These young people need our full attention, especially here at the United Nations. Let us, together, bring youth issues to the fore. This process must include adopting, in full, the Supplement to the World Program on Action for Youth and creating measurable, youth-specific goals and targets, as suggested by the Secretary-General’s Report.
One of the best ways to educate and engage young people is to allow us to explore the world we live in. Thankfully in Australia there are many pathways to increase our cultural understanding, including through international volunteering. The Australian Government’s Youth Ambassadors for Development Programme (AYAD) has allowed over 2,100 young Australians since 1998 to make positive contributions to development through short term assignments throughout Asia and the Pacific. Such opportunities not only benefit the individuals involved. The stories brought back by participants can also positively influence the attitudes of their friends.
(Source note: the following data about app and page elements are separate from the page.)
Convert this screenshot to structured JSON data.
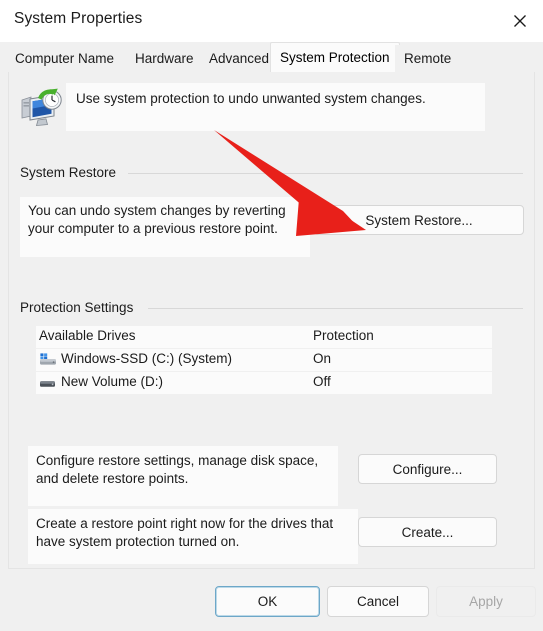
{
  "window": {
    "title": "System Properties",
    "close_icon": "close-icon"
  },
  "tabs": [
    {
      "label": "Computer Name",
      "selected": false
    },
    {
      "label": "Hardware",
      "selected": false
    },
    {
      "label": "Advanced",
      "selected": false
    },
    {
      "label": "System Protection",
      "selected": true
    },
    {
      "label": "Remote",
      "selected": false
    }
  ],
  "info": {
    "icon": "system-restore-icon",
    "text": "Use system protection to undo unwanted system changes."
  },
  "system_restore": {
    "group_label": "System Restore",
    "description_line1": "You can undo system changes by reverting",
    "description_line2": "your computer to a previous restore point.",
    "button_label": "System Restore..."
  },
  "protection_settings": {
    "group_label": "Protection Settings",
    "columns": [
      "Available Drives",
      "Protection"
    ],
    "rows": [
      {
        "icon": "windows-drive-icon",
        "drive": "Windows-SSD (C:) (System)",
        "protection": "On"
      },
      {
        "icon": "hard-drive-icon",
        "drive": "New Volume (D:)",
        "protection": "Off"
      }
    ]
  },
  "configure_row": {
    "description_line1": "Configure restore settings, manage disk space,",
    "description_line2": "and delete restore points.",
    "button_label": "Configure..."
  },
  "create_row": {
    "description_line1": "Create a restore point right now for the drives that",
    "description_line2": "have system protection turned on.",
    "button_label": "Create..."
  },
  "footer": {
    "ok_label": "OK",
    "cancel_label": "Cancel",
    "apply_label": "Apply",
    "apply_disabled": true
  },
  "annotation": {
    "type": "arrow",
    "color": "#e8201a",
    "points_to": "system-restore-button"
  },
  "colors": {
    "dialog_background": "#f0f0f0",
    "panel_background": "#fbfbfb",
    "text": "#1b1b1b",
    "disabled_text": "#a6a6a6",
    "default_button_border": "#6da7c8",
    "annotation_red": "#e8201a"
  }
}
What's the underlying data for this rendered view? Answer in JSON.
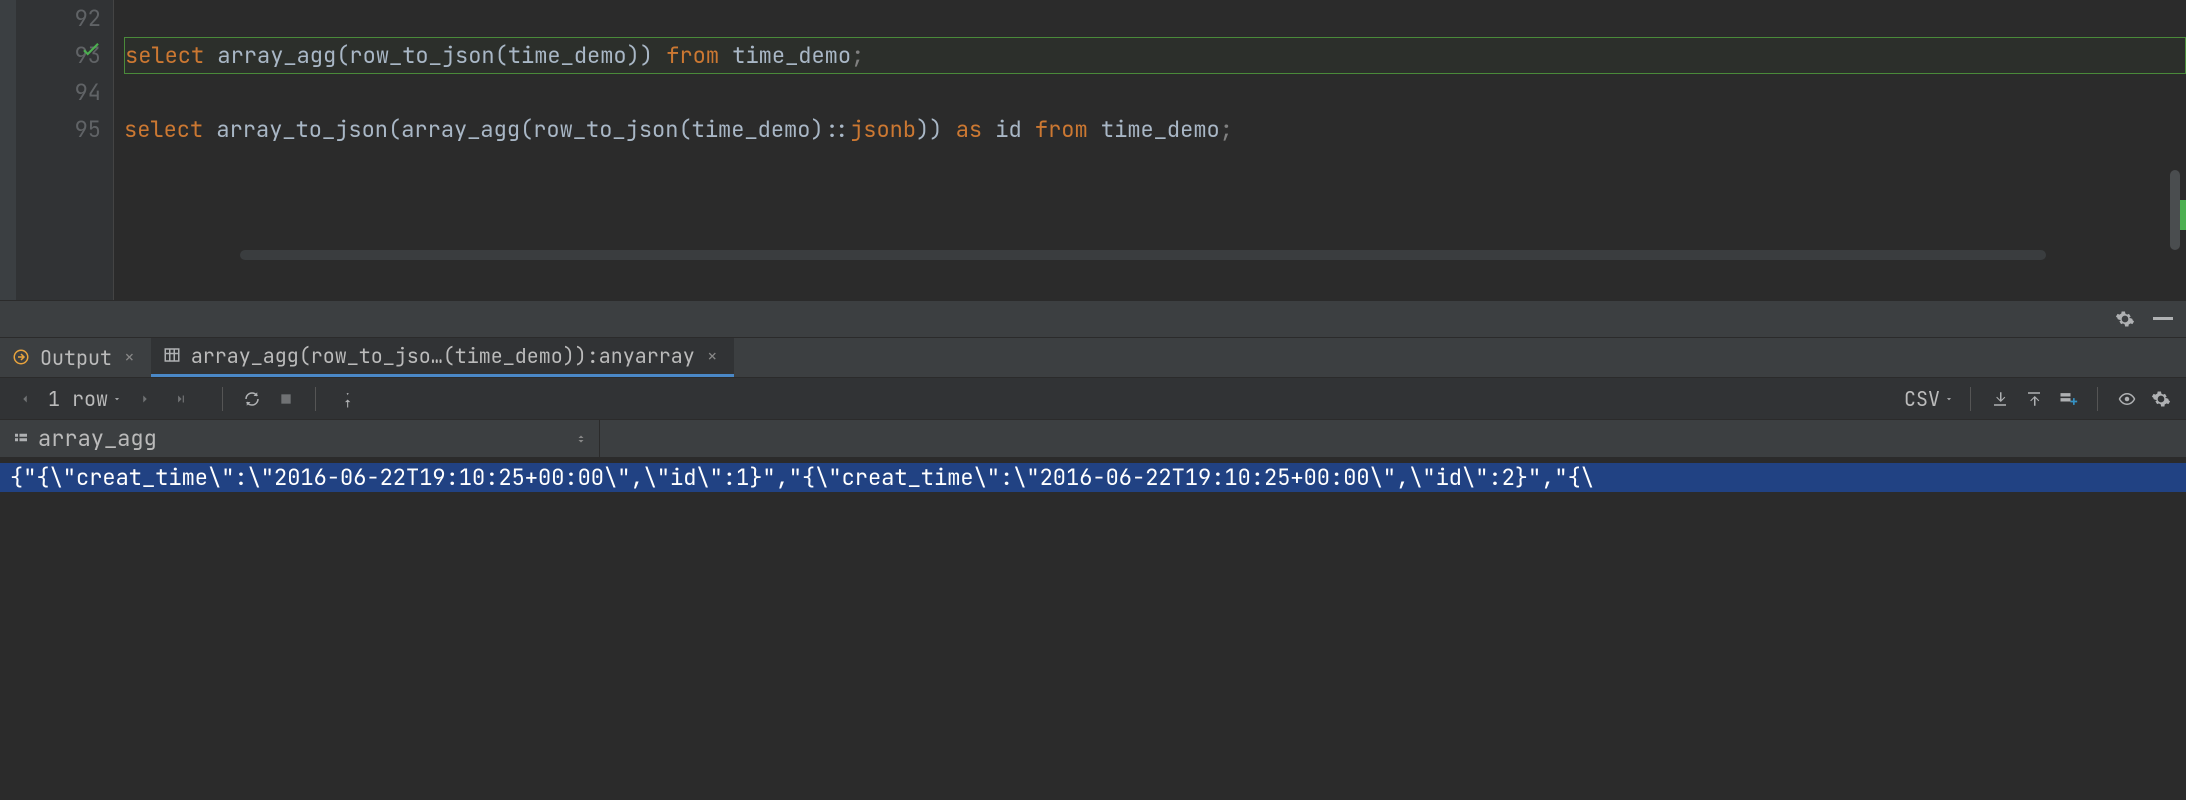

A belief within young people that the UN is listening to us – acting on our behalf – is crucial to this forum’s long term sustainability. The youth delegate programme is a small, but important, step towards ensuring this. It is a process that involves many young people, not just the delegates. Our aim is to remove the links in the chain between listening to the thoughts of young people – about the UN and where we are heading as a global society – and those thoughts actually being presented here in New York. As part of this process, I collated a journal of almost 100 pages of comments, poetry and drawings from youth all over Australia. I hope to present this to the Secretary-General in the coming weeks. But there are many more voices out there still waiting to be heard. I urge all member states to consider including a youth representative in their delegations to the United Nations.
Unwavering optimism, like that of the young indigenous boy, is a powerful characteristic of being young. We are using this spirit and energy to put our stamp on the world. From our active volunteerism, to our responsible consumerism, our unprecedented environmental awareness, to our sense of community, we are making our opinions count. We feel a sense of urgency and we want to be empowered to take action ourselves. Help us to ensure the branches of youth flourish and we will help you create a brighter and more united world.